Pushing on through tiredness during the week’s training
Pushing through any tiredness you feel doesn’t give your body time to recover. You need to allow your body to adapt after a run. Lets say you have run a little further than normal or you ran a little too fast with your club. In order to adapt and make you fitter your body needs time to recover. Running gently until the tiredness disappears is the key to improvement.
Pushing yourself on a run to make it faster than the last
Expecting each run to be as fast or faster than your last is a guaranteed way to push too hard. The pace of your runs will vary according to how you feel. When you are recovering from a longer or faster run then your next run will need to be slower as you are recovering. Continue to run faster than needed during this time and you will start to generate the acidity we have already mentioned as well as putting stress on an already tired body.

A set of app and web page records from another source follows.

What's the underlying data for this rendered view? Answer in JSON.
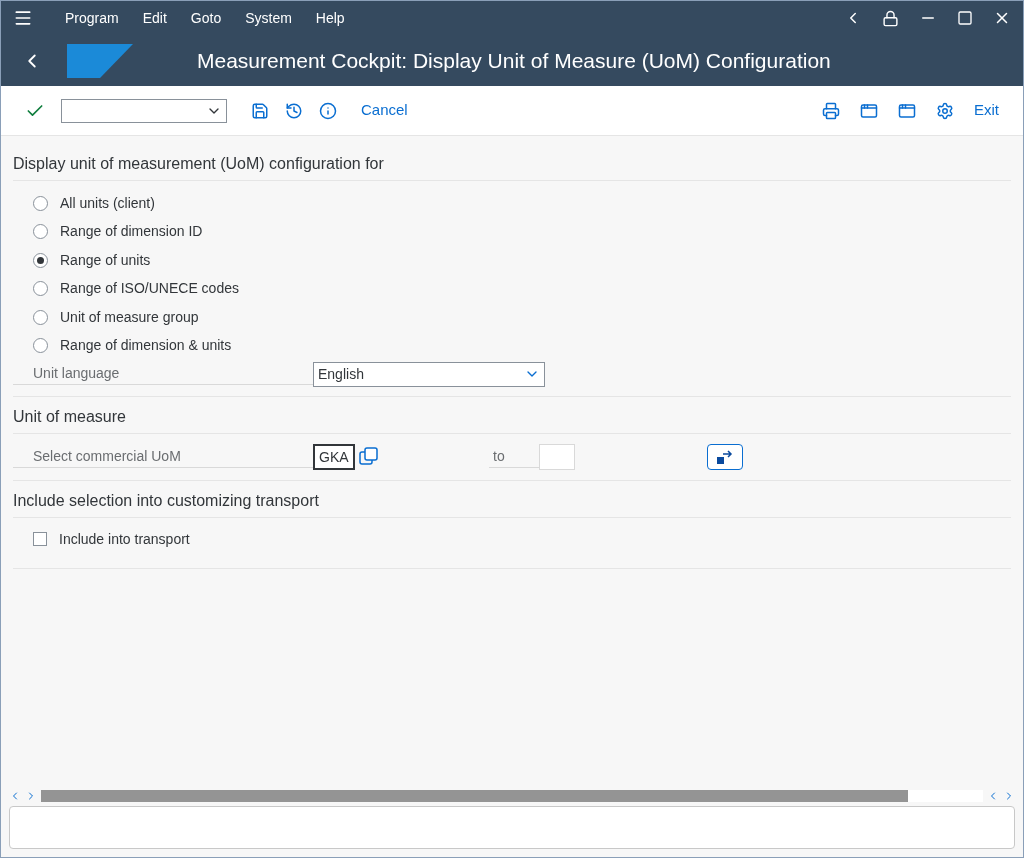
{
  "menu": [
    "Program",
    "Edit",
    "Goto",
    "System",
    "Help"
  ],
  "title": "Measurement Cockpit: Display Unit of Measure (UoM) Configuration",
  "toolbar": {
    "cancel": "Cancel",
    "exit": "Exit"
  },
  "config_section": {
    "heading": "Display unit of measurement (UoM) configuration for",
    "options": [
      {
        "label": "All units (client)",
        "selected": false
      },
      {
        "label": "Range of dimension ID",
        "selected": false
      },
      {
        "label": "Range of units",
        "selected": true
      },
      {
        "label": "Range of ISO/UNECE codes",
        "selected": false
      },
      {
        "label": "Unit of measure group",
        "selected": false
      },
      {
        "label": "Range of dimension & units",
        "selected": false
      }
    ],
    "language": {
      "label": "Unit language",
      "value": "English"
    }
  },
  "uom_section": {
    "heading": "Unit of measure",
    "label": "Select commercial UoM",
    "from": "GKA",
    "to_label": "to"
  },
  "transport_section": {
    "heading": "Include selection into customizing transport",
    "checkbox": {
      "label": "Include into transport",
      "checked": false
    }
  }
}
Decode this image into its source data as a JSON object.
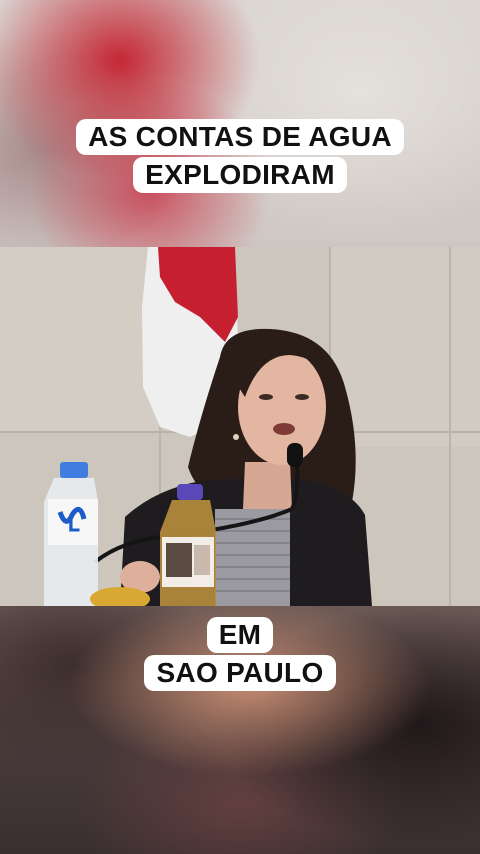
{
  "captions": {
    "top": [
      "AS CONTAS DE AGUA",
      "EXPLODIRAM"
    ],
    "bottom": [
      "EM",
      "SAO PAULO"
    ]
  },
  "colors": {
    "caption_bg": "#ffffff",
    "caption_text": "#111111",
    "flag_red": "#c62030",
    "jacket": "#1f1c1f"
  }
}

Remember, other factors may impact on your running pace too. The temperature, dehydration or hunger will affect your pace as well as being tired from a stressful day. So be kind to yourself.
Relax, slow down and enjoy your running
Let progress happen and enjoy your running. When you are motivated to go out running, and you enjoy each run, then you will make progress. Get rid of the ‘push mentality’ and replace ‘hard work’ with ‘relaxed fun’ and you will find that you want to do a little more each week. Keep this going and improvement will happen naturally. Take a look at this video for more about why the Chatty running approach is the way forward.